Copy every line from the material below that holds "JSON".
BEGIN
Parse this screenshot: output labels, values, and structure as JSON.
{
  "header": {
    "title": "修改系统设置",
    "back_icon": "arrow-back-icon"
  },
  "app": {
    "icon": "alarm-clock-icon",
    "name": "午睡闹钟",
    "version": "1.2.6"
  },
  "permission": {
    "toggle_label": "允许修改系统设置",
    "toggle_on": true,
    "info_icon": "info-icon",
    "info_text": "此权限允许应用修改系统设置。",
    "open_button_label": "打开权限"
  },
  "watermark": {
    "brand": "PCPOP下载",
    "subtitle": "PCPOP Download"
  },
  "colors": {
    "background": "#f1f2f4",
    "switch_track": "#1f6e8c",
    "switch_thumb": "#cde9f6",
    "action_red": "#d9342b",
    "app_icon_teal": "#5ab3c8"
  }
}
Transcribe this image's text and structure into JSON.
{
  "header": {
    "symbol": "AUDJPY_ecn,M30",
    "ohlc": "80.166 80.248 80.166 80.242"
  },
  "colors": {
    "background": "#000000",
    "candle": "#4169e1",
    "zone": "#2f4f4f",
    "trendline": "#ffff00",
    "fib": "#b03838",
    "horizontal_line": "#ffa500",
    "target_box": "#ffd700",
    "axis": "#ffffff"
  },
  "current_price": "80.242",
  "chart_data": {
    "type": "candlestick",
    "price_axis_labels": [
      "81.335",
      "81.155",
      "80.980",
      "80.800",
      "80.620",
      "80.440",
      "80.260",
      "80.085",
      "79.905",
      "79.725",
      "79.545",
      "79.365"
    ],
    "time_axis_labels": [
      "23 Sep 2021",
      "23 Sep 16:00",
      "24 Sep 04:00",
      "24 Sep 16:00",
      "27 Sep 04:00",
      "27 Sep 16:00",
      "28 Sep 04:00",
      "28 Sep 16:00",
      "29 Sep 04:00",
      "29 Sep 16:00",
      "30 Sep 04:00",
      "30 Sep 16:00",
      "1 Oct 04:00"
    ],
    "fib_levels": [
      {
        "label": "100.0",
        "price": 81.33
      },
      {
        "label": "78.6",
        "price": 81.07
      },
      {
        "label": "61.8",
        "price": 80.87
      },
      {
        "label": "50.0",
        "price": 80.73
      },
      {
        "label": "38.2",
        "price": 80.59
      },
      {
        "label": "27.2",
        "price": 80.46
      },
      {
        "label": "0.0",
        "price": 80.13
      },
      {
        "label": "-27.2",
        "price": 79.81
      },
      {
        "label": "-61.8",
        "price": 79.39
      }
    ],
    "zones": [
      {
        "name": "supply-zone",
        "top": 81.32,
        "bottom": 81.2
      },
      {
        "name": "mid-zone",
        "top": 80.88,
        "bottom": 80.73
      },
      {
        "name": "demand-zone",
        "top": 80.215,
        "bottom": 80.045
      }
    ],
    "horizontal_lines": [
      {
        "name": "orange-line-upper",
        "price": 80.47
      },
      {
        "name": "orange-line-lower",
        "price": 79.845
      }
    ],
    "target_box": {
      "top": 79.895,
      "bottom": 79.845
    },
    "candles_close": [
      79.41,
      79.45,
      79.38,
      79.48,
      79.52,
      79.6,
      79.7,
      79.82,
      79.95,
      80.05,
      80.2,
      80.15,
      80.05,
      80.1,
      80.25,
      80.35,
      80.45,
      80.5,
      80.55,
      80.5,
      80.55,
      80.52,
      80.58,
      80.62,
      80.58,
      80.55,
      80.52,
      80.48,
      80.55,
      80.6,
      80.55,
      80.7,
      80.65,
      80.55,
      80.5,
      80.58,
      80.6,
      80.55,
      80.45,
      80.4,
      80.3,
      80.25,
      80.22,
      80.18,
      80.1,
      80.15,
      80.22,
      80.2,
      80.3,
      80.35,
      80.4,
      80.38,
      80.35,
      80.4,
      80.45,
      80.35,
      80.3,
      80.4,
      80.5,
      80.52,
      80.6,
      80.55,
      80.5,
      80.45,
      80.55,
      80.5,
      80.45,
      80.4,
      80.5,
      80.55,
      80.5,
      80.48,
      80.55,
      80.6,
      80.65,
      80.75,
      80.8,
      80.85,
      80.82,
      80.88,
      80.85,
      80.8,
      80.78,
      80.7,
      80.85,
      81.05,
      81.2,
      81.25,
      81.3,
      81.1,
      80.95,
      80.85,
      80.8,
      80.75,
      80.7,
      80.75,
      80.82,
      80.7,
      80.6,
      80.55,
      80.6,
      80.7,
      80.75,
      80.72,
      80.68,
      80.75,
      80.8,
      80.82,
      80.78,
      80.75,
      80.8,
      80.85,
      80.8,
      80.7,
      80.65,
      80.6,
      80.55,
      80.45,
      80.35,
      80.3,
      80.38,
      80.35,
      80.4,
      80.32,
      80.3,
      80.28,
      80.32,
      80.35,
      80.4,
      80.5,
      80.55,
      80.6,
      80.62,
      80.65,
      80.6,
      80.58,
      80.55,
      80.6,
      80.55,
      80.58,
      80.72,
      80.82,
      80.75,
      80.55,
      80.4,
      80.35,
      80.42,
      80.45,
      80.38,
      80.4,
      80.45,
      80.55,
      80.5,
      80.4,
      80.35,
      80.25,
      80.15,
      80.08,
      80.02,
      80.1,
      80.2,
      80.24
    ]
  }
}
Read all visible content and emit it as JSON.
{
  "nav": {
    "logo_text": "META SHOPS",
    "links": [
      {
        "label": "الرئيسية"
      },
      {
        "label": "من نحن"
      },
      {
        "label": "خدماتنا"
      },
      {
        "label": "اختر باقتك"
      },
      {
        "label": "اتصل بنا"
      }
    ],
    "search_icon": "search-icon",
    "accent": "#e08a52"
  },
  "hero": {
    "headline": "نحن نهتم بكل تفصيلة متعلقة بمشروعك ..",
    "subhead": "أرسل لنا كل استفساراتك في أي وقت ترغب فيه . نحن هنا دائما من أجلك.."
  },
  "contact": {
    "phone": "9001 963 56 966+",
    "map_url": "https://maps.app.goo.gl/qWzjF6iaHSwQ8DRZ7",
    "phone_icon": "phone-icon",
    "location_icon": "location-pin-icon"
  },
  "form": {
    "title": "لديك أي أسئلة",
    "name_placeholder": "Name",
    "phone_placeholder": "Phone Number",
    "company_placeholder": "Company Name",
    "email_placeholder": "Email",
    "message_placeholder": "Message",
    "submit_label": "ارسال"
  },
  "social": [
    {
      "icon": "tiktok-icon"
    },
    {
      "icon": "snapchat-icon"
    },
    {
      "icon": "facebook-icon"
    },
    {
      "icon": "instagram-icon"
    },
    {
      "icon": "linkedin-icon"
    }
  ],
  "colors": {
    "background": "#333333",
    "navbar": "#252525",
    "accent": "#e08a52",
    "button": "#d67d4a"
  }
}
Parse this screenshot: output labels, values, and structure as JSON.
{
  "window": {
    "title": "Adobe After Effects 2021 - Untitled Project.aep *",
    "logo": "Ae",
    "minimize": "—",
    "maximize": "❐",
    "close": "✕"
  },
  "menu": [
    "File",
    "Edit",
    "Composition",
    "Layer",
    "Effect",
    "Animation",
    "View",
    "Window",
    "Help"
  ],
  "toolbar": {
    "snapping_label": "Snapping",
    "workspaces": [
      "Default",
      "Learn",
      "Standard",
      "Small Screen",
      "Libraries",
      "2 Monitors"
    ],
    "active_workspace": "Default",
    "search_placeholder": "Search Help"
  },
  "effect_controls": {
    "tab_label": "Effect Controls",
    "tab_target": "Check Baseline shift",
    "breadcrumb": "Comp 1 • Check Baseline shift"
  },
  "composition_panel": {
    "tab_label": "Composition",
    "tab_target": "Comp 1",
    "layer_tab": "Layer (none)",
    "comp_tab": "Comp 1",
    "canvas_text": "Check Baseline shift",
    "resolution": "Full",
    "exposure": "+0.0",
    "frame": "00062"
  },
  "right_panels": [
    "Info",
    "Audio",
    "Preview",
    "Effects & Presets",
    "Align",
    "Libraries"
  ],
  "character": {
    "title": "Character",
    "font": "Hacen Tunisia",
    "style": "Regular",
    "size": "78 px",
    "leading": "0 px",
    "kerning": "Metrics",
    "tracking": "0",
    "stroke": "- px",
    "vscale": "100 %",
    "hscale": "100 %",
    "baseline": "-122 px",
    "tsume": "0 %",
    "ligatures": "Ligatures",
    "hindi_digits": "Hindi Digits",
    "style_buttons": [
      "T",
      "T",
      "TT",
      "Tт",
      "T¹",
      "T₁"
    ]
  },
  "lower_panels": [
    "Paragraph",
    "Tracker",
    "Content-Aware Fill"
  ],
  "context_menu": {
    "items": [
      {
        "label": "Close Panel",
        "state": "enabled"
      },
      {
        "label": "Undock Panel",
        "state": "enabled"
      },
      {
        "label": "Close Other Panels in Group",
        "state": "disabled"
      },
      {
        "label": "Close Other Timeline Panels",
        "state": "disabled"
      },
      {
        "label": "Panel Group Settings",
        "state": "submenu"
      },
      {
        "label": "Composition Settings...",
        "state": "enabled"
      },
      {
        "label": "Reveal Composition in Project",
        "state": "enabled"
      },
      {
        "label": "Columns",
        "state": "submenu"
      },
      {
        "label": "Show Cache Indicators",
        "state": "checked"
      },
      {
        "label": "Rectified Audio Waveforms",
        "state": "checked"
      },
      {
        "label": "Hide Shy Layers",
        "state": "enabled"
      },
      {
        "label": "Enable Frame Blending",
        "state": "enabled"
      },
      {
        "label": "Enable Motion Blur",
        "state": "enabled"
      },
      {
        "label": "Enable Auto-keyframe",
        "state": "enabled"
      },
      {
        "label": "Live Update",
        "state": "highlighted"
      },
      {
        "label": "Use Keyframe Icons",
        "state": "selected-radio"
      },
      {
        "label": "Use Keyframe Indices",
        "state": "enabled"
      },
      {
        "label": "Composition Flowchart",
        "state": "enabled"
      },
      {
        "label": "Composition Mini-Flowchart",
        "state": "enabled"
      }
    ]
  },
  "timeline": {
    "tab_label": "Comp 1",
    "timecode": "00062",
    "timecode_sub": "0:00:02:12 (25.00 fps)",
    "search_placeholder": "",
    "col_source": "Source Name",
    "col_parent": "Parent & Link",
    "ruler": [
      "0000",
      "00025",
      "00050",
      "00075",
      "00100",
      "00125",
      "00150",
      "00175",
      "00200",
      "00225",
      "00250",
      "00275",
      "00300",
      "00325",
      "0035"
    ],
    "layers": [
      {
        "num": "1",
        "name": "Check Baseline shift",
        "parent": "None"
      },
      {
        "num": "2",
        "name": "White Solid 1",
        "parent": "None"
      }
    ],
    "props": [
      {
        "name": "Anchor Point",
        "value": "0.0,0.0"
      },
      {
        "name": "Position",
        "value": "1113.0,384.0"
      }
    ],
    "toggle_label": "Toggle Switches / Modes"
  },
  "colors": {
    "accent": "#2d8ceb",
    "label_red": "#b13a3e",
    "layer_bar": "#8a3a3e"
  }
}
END
* YOUR RESPONSE:
Parse this screenshot: output labels, values, and structure as JSON.
Transcribe this image's text and structure into JSON.
Read all visible content and emit it as JSON.
Parse this screenshot: output labels, values, and structure as JSON.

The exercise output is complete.